(Beginning of Given data)

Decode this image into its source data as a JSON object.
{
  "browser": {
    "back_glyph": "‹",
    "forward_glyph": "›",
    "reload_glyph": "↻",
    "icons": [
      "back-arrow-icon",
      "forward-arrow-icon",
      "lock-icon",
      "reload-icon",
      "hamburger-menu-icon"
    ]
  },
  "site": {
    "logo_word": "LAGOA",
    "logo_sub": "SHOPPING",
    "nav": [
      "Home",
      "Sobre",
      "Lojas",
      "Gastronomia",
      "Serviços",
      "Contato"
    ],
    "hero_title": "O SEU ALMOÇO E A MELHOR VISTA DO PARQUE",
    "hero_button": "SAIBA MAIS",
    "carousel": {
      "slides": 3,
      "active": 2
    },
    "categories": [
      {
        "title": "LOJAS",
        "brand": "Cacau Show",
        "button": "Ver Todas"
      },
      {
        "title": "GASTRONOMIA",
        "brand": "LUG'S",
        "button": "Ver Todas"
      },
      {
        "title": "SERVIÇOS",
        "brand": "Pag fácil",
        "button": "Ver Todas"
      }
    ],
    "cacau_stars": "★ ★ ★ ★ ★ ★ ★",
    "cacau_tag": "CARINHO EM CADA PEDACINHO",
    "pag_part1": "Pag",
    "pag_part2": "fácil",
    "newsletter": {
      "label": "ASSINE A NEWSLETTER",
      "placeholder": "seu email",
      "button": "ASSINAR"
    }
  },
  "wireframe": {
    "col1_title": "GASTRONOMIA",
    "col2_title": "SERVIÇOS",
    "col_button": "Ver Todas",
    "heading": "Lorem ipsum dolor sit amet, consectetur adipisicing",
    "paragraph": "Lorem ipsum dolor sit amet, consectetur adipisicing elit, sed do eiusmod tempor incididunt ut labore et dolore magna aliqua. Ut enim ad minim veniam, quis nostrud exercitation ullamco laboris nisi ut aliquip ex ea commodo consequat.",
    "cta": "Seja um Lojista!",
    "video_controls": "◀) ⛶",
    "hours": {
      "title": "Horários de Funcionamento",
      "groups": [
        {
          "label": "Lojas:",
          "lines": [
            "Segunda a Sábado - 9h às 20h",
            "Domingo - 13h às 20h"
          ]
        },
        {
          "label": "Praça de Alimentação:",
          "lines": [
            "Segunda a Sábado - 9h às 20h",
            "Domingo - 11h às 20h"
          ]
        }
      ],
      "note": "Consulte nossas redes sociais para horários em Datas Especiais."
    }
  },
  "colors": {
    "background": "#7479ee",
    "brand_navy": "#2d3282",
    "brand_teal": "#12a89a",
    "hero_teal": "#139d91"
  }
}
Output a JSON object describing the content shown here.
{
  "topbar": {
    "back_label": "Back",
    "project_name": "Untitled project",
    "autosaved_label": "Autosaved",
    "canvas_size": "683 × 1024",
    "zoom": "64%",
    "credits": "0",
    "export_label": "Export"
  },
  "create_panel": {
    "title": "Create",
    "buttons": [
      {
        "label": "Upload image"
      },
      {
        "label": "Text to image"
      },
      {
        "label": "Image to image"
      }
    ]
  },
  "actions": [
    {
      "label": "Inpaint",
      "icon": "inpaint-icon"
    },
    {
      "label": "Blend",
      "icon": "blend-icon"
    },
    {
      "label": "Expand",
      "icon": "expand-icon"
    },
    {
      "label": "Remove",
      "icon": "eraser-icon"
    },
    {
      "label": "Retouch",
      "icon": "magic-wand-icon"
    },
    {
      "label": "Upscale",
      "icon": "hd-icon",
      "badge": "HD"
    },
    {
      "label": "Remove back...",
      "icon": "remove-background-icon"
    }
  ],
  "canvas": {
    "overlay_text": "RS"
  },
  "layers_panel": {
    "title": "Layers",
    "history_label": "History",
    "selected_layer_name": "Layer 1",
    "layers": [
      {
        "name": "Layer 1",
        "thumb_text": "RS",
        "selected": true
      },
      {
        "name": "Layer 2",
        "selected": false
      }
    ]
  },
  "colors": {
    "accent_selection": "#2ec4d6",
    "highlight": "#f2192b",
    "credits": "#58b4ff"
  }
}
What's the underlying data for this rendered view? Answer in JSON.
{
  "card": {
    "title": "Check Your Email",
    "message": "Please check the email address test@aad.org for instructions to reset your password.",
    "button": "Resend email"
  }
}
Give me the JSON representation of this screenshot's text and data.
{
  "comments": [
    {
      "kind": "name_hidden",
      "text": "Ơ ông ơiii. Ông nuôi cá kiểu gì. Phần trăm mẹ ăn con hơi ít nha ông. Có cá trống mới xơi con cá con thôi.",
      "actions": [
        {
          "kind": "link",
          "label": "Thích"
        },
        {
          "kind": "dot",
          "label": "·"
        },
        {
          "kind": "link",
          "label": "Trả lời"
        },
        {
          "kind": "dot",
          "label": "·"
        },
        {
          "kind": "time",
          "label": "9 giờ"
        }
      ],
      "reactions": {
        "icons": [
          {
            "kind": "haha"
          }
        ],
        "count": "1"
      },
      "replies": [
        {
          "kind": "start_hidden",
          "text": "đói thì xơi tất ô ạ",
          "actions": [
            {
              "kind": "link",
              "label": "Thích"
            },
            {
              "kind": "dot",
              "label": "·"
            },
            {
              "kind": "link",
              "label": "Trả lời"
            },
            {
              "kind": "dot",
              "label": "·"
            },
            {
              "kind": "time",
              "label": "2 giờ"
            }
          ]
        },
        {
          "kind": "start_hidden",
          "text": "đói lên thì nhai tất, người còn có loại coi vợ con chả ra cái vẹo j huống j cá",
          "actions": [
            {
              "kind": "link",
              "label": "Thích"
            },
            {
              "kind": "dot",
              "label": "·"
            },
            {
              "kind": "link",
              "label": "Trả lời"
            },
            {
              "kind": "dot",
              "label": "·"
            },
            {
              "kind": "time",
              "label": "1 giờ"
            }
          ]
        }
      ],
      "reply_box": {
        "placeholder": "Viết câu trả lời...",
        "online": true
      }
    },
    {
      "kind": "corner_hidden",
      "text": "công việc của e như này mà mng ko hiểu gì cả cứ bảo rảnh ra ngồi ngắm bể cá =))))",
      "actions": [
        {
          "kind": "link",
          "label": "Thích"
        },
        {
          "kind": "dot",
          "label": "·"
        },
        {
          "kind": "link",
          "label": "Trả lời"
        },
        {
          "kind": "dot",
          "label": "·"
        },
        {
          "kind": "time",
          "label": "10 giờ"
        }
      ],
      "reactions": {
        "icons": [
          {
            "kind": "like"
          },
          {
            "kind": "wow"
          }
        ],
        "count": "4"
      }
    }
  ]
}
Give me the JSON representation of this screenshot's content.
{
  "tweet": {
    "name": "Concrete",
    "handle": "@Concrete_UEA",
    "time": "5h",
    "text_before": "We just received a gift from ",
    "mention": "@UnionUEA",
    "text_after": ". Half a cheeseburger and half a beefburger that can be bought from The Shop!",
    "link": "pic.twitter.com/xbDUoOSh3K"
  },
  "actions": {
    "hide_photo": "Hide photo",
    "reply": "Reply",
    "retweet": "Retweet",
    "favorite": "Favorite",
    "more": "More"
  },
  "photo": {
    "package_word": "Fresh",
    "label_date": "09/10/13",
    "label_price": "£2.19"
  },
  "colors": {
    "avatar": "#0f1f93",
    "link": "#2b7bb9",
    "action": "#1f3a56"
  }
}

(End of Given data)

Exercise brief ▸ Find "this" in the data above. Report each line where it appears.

Response below ▸
Decode this image into its source data as a JSON object.
What's the underlying data for this rendered view? Answer in JSON.
Give me the JSON representation of this screenshot's text and data.
Give me the JSON representation of this screenshot's content.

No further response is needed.